The court listed three facts supporting its conclusion that FERC had failed to demonstrate no double recovery by a partnership pipeline: (1) a partnership pipeline, unlike a corporate pipeline, incurs no taxes at the entity level; (2) a discounted cash flow return on equity determines the pre-tax investor return required to attract investment, irrespective of the pipeline’s corporate structure; and (3) a partner in a partnership pipeline will receive a higher after-tax return than a shareholder in a corporate pipeline if permitted to receive a tax allowance, at least in the short term before adjustments can occur in the investment market.
The court also referenced the standard for setting just and reasonable rates set forth in the U.S. Supreme Court’s 1944 landmark Federal Power Commission v. Hope Natural Gas Co. decision. This standard provides that a pipeline’s equity owners must be permitted the opportunity to earn a return that is “commensurate with returns on investments in other enterprises having corresponding risk.” United Airlines accepted the premise that a pipeline organized as a partnership carries a similar level of risk as one organized as a corporation. It explained that ExxonMobil did not absolve FERC of its obligation to ensure parity between the equity owners of both pipeline types. The court held that FERC’s failure to perform this type of risk analysis rendered its underlying decision on SFPP’s rates arbitrary and capricious.

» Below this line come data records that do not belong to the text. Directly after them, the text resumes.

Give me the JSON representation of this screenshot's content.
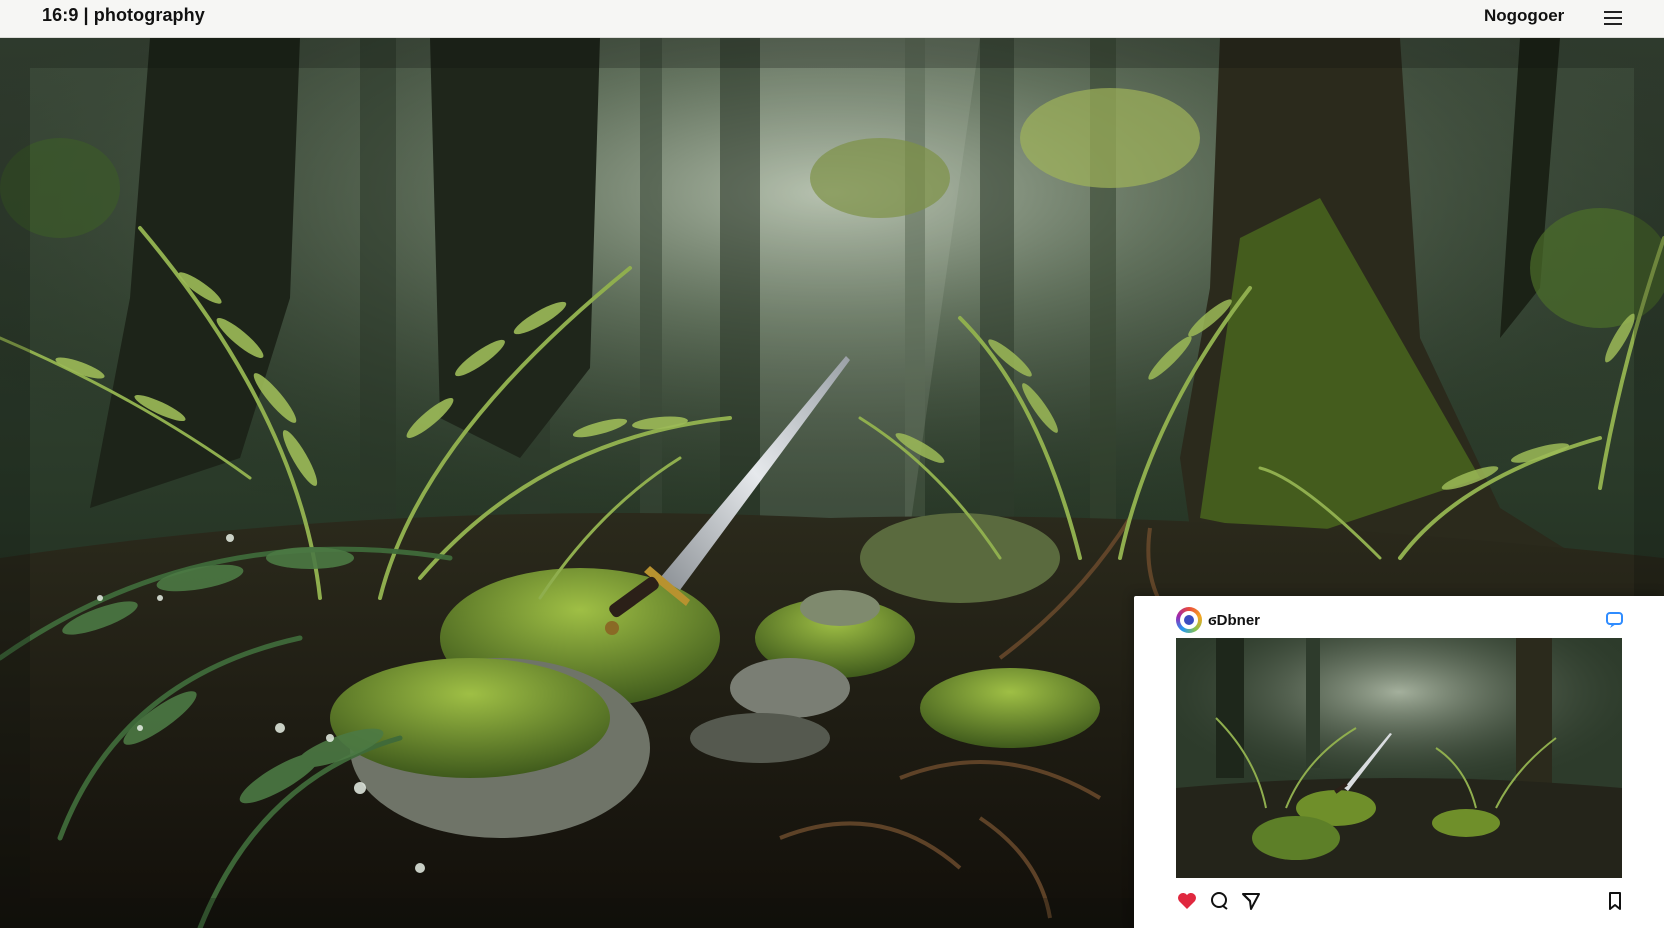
{
  "header": {
    "title": "16:9 | photography",
    "account_name": "Nogogoer",
    "menu_icon": "hamburger-menu-icon"
  },
  "post": {
    "username": "ϭDbner",
    "avatar_icon": "avatar-ring-icon",
    "share_icon": "share-icon",
    "actions": {
      "like_icon": "heart-icon",
      "comment_icon": "comment-icon",
      "send_icon": "send-icon",
      "save_icon": "bookmark-icon"
    },
    "like_color": "#e0283f",
    "share_color": "#2f8cff"
  },
  "colors": {
    "topbar_bg": "#f6f6f4",
    "forest_dark": "#0f1a10",
    "moss": "#6f8f2a",
    "fern": "#8fae4e"
  }
}
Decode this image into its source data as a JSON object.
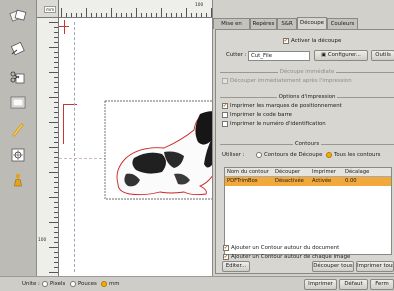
{
  "window": {
    "accent": "#f0b000"
  },
  "tools": {
    "items": [
      {
        "icon": "pages-icon"
      },
      {
        "icon": "edit-icon"
      },
      {
        "icon": "scissors-icon"
      },
      {
        "icon": "frame-icon"
      },
      {
        "icon": "link-icon"
      },
      {
        "icon": "target-icon"
      },
      {
        "icon": "person-icon"
      }
    ]
  },
  "ruler": {
    "unit": "mm",
    "top_label": "100",
    "left_label": "100"
  },
  "tabs": [
    "Mise en page",
    "Repères",
    "S&R",
    "Découpe",
    "Couleurs"
  ],
  "active_tab": "Découpe",
  "cut": {
    "activate_label": "Activer la découpe",
    "cutter_label": "Cutter :",
    "cutter_value": "Cut_File",
    "configure_label": "Configurer...",
    "tools_label": "Outils"
  },
  "immediate": {
    "group_label": "Découpe immédiate",
    "option_label": "Découper immédiatement après l'impression"
  },
  "print_options": {
    "group_label": "Options d'impression",
    "items": [
      {
        "label": "Imprimer les marques de positionnement",
        "checked": true
      },
      {
        "label": "Imprimer le code barre",
        "checked": false
      },
      {
        "label": "Imprimer le numéro d'identification",
        "checked": false
      }
    ]
  },
  "contours": {
    "group_label": "Contours",
    "use_label": "Utiliser :",
    "option_cut": "Contours de Découpe",
    "option_all": "Tous les contours",
    "columns": [
      "Nom du contour",
      "Découper",
      "Imprimer",
      "Décalage"
    ],
    "rows": [
      {
        "name": "PDFTrimBox",
        "cut": "Désactivée",
        "print": "Activée",
        "offset": "0.00"
      }
    ],
    "edit_label": "Editer...",
    "cut_all_label": "Découper tous",
    "print_all_label": "Imprimer tous",
    "add_doc_label": "Ajouter un Contour autour du document",
    "add_image_label": "Ajouter un Contour autour de chaque image"
  },
  "status": {
    "units_label": "Unite :",
    "pixels": "Pixels",
    "inches": "Pouces",
    "mm": "mm",
    "print_label": "Imprimer",
    "default_label": "Défaut",
    "close_label": "Ferm"
  }
}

The court remanded the case to FERC to allow it to have an opportunity to provide a reasoned basis for its decision on income tax allowances for partnership pipelines. The court noted that FERC had previously considered the possibility of setting rates based on pretax returns and eliminating the income tax allowance. In light of the large number of jurisdictional entities organized as pass-through entities, this will be a major issue for FERC to address. Because FERC addressed this issue through a policy statement previously, it is likely to follow the same path now in light of the United Airlines decision.
For more information

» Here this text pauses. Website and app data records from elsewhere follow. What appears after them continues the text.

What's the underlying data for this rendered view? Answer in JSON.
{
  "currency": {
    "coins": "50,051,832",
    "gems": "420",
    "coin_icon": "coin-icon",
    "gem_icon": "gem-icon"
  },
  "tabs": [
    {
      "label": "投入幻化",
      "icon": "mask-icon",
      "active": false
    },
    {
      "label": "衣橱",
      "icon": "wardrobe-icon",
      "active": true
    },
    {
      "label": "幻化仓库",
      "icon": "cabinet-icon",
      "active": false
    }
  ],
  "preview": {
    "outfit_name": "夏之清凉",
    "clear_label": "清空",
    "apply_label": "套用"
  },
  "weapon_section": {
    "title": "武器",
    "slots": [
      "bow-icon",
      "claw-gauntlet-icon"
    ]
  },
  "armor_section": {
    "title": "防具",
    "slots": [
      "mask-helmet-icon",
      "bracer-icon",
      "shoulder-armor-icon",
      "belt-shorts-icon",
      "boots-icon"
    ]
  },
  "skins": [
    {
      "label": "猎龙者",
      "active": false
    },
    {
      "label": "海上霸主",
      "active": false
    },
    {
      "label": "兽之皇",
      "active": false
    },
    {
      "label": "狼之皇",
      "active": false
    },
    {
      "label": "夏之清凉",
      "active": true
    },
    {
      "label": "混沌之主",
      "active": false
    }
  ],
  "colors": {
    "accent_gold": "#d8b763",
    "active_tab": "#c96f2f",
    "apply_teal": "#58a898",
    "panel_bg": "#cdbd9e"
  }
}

Van Ness Feldman’s nationally recognized Pipeline & LNG Practice is experienced in addressing complex legal and federal policy questions that often arise in the development and operation of natural gas pipelines. For additional information, please contact the authors of this alert or any member of the firm’s Pipeline & LNG practice group at (202) 298-1800